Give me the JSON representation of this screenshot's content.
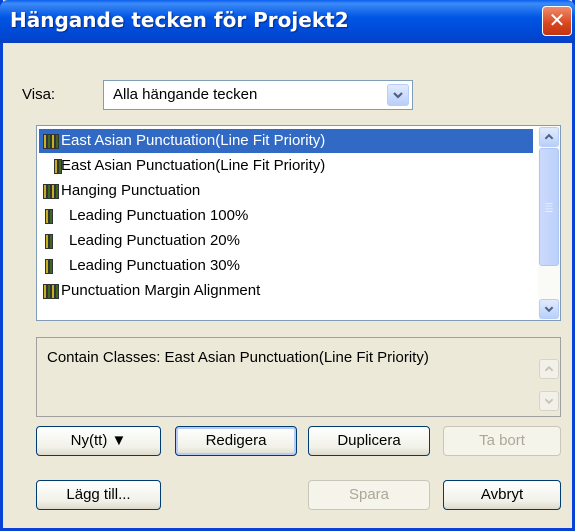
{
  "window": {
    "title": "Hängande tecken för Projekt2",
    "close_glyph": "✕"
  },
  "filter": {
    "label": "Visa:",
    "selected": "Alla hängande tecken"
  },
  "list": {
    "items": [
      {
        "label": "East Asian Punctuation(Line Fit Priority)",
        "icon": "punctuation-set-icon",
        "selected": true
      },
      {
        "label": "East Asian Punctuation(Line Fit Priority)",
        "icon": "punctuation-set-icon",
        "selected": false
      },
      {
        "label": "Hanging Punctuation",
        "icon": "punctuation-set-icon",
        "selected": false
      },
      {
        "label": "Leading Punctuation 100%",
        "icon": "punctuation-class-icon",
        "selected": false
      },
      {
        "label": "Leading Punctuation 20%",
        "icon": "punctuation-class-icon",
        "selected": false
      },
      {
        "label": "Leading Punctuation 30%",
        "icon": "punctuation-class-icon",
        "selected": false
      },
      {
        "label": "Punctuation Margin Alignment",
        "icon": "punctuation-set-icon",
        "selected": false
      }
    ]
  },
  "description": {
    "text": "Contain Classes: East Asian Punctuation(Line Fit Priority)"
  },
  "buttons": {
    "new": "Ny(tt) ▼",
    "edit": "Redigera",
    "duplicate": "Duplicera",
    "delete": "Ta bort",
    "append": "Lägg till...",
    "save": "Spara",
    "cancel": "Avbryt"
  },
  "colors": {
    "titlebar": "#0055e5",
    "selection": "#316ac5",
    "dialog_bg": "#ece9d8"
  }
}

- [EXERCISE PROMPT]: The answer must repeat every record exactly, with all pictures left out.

- [EXERCISE ANSWER]:
Give me the JSON representation of this screenshot's content.
{
  "window": {
    "title": "Hängande tecken för Projekt2",
    "close_glyph": "✕"
  },
  "filter": {
    "label": "Visa:",
    "selected": "Alla hängande tecken"
  },
  "list": {
    "items": [
      {
        "label": "East Asian Punctuation(Line Fit Priority)",
        "icon": "punctuation-set-icon",
        "selected": true
      },
      {
        "label": "East Asian Punctuation(Line Fit Priority)",
        "icon": "punctuation-set-icon",
        "selected": false
      },
      {
        "label": "Hanging Punctuation",
        "icon": "punctuation-set-icon",
        "selected": false
      },
      {
        "label": "Leading Punctuation 100%",
        "icon": "punctuation-class-icon",
        "selected": false
      },
      {
        "label": "Leading Punctuation 20%",
        "icon": "punctuation-class-icon",
        "selected": false
      },
      {
        "label": "Leading Punctuation 30%",
        "icon": "punctuation-class-icon",
        "selected": false
      },
      {
        "label": "Punctuation Margin Alignment",
        "icon": "punctuation-set-icon",
        "selected": false
      }
    ]
  },
  "description": {
    "text": "Contain Classes: East Asian Punctuation(Line Fit Priority)"
  },
  "buttons": {
    "new": "Ny(tt) ▼",
    "edit": "Redigera",
    "duplicate": "Duplicera",
    "delete": "Ta bort",
    "append": "Lägg till...",
    "save": "Spara",
    "cancel": "Avbryt"
  },
  "colors": {
    "titlebar": "#0055e5",
    "selection": "#316ac5",
    "dialog_bg": "#ece9d8"
  }
}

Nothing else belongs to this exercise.